May: British visa system is already letting in ‘brightest’
U.K. Prime Minister Theresa May clashed with her Indian counterpart Narendra Modi over migration rules and failed to arrange a meeting with senior figures at Tata Group in a double blow to her three-day visit to India.
Modi called on Britain on Monday to support more Indian students who want to enroll at universities in the U.K, as he appeared alongside May at a technology summit in New Delhi.
“Education is vital for our students and will define our engagement in a shared future,” he said. “We must therefore encourage greater mobility and participation of young people in education and research opportunities.”
Modi’s comments, as May sat beside him on stage, are likely to escalate the long-running disagreement between India and the U.K. over restrictions on student visas. May’s policy of requiring students to return home after their courses end, which dates back to her time as home secretary responsible for immigration, caused the number of Indian students enrolling in British universities to fall by 50 percent.
Speaking later in a press conference alongside Modi, May sought to bridge the divide by holding out the prospect of visa reforms as part of a “strategic dialog on home-affairs issues covering visas, returns and organized crime.”
“The U.K. will consider further improvements to our visa offer if at the same time we can step up the speed and volume of returns of Indians with no right to remain in the U.K.,” May said. The Indian government is invited to nominate business executives to a “bespoke visa and immigration service,” she added.
May earlier told reporters traveling with her that her migration rules are working well.
“We have a visa system for countries outside the European Union which ensures that the brightest and the best are able to come to the United Kingdom,” the U.K. premier said. “The figures show that we issued more work visas to India than, I think, the U.S., Australia, Canada and China put together.”
The dispute over migration could be a sign of the difficulties ahead for May as she seeks to pave the way for deals with countries outside the EU after leaving the bloc. She sees controlling Britain’s borders as key to satisfying the voters who backed Brexit in the June referendum but risks antagonizing countries she will need as trade and investment partners.
Separately, May told reporters she was unable to arrange a meeting with senior figures at Tata, whose 4,000 workers at a steel plant in Port Talbot, south Wales, face an uncertain future. The company announced a plan to sell all or part of its British business in March.
“I had hoped to meet the key people from Tata while I was in India,” May said on Sunday at the start of her trip. “Sadly, the schedules don’t allow for me to do that on this particular visit but there are regular contacts between the government and Tata Steel.”

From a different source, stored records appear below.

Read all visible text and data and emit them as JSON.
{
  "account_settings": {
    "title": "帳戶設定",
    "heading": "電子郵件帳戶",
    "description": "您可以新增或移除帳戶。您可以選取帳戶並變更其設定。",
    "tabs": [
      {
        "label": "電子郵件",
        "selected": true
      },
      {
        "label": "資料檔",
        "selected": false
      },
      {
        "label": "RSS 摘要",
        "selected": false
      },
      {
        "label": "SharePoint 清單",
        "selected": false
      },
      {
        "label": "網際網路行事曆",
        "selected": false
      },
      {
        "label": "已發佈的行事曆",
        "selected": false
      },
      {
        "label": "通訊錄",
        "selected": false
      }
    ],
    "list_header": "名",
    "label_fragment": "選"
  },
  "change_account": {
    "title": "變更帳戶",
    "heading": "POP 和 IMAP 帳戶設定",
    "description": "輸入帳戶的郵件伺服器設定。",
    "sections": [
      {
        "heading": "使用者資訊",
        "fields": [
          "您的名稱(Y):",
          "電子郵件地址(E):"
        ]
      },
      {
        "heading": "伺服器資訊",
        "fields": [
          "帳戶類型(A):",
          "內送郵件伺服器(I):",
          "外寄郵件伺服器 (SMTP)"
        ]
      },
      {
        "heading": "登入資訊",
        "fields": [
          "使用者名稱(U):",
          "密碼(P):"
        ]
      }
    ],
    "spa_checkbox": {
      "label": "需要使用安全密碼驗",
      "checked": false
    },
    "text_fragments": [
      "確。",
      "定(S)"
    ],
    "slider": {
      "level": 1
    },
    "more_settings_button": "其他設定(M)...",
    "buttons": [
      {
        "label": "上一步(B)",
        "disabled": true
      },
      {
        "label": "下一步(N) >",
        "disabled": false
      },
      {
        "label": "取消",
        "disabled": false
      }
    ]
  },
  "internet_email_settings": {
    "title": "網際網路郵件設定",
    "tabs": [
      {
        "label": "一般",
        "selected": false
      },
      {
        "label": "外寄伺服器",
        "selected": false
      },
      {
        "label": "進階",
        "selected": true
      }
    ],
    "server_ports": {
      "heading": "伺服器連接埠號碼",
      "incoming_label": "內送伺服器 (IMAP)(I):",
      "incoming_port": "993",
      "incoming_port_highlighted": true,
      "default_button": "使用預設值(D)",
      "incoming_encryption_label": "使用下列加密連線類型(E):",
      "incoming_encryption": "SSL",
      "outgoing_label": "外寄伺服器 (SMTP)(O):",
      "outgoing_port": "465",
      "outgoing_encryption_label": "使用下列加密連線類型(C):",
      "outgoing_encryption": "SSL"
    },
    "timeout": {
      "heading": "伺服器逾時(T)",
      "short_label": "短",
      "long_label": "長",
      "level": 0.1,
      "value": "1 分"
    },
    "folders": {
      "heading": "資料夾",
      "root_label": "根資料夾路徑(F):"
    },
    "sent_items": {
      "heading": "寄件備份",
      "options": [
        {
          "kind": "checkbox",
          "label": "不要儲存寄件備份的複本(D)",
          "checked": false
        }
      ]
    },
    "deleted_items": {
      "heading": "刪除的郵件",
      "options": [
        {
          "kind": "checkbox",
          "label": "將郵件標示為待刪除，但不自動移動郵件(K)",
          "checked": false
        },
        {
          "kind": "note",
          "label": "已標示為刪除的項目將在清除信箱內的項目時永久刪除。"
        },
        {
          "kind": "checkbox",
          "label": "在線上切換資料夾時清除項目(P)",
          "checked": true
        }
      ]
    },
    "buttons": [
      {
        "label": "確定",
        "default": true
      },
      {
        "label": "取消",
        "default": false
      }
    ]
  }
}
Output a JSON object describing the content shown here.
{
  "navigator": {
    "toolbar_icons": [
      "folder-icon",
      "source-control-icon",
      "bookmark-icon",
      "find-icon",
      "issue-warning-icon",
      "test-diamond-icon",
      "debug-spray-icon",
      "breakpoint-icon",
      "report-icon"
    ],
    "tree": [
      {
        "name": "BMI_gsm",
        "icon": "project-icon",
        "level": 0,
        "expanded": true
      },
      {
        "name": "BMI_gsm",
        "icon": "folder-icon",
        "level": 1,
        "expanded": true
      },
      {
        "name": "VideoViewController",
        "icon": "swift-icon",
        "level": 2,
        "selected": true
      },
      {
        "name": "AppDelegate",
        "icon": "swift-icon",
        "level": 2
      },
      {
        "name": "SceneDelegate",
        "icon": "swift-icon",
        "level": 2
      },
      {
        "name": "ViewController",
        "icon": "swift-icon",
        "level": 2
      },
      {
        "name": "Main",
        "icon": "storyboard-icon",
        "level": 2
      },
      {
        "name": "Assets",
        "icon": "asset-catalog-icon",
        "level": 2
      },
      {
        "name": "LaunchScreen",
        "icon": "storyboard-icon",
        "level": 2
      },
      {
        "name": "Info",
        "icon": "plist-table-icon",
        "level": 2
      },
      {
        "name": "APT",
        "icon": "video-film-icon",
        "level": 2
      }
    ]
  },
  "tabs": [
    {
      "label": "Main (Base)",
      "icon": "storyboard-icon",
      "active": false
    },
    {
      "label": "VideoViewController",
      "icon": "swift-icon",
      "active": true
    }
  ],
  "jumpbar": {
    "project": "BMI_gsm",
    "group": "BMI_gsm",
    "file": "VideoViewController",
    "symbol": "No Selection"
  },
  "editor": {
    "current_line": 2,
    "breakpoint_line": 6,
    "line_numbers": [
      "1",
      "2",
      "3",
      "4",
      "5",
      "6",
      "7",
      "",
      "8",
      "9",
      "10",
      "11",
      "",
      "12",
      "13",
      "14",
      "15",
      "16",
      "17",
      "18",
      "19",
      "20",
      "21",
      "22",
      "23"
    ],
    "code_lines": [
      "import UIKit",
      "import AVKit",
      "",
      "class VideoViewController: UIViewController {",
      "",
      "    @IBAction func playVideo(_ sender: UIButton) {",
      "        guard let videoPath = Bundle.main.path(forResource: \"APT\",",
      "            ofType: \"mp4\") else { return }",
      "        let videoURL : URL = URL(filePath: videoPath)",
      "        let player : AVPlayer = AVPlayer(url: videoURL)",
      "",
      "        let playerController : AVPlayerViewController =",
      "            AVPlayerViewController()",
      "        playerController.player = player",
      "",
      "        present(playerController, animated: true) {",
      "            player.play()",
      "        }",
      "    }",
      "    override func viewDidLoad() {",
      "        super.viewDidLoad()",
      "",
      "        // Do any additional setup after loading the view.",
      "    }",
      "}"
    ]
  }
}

Seeking to highlight positive elements of her trip, May said more than 1 billion pounds ($1.2 billion) of business deals would be signed during her visit, and announced Indian plans to list four “masala bonds” totaling 600 million pounds in London by the end of January.
“This is a vote of confidence in India’s growth story, and it’s a vote of confidence in London as the world’s leading financial center,” May said.
She also announced agreements to cooperate on intellectual-property rules, tackle the use of the Internet by extremists, develop energy-efficient cities in India and remove trade barriers.
In her speech to the business summit on Monday, May said the U.K. and India don’t need to wait for Brexit before stepping up trade.
“As Britain leaves the EU, we’re determined not to turn our backs on the world but to forge a new, global, outward-looking role for ourselves,” she said. “We know from history what happens when countries do not embrace the opportunities of the world. They stagnate. They get poorer. They don’t protect their people; they make them worse off.”
May’s trip offers a chance to recover momentum after a double setback at home last week, when she lost a court case over Parliament’s role in Britain’s divorce from the EU and one of her lawmakers quit in protest at her strategy. Brexit Secretary David Davis is likely to lead her counter-offensive in the House of Commons on Monday as officials prepare an appeal to the Supreme Court, due to be heard next month.
The ruling that May must consult Parliament before starting Brexit negotiations threatens to slow down and complicate the process of leaving the EU and could dilute her plans to deliver on the referendum result. The Daily Mail was among newspapers that criticized the judges, branding them “enemies of the people,” and sparking anger from lawyers who were further incensed by the government’s reluctance to condemn the coverage.
“The personal attacks on the judges are completely unacceptable," the opposition Labour Party’s Brexit spokesman, Keir Starmer, a former director of public prosecutions, told BBC Radio on Monday.
“I believe in and value the independence of our judiciary," May told reporters on the plane. “I also value the freedom of our press. I think these both underpin our democracy.”
The government has a “strong” legal case for why lawmakers should not get to vote on when to invoke Article 50 of the Lisbon Treaty, which would begin Britain’s formal exit from the EU, she said. Starmer told the BBC Labour wouldn’t seek to block the triggering of Article 50.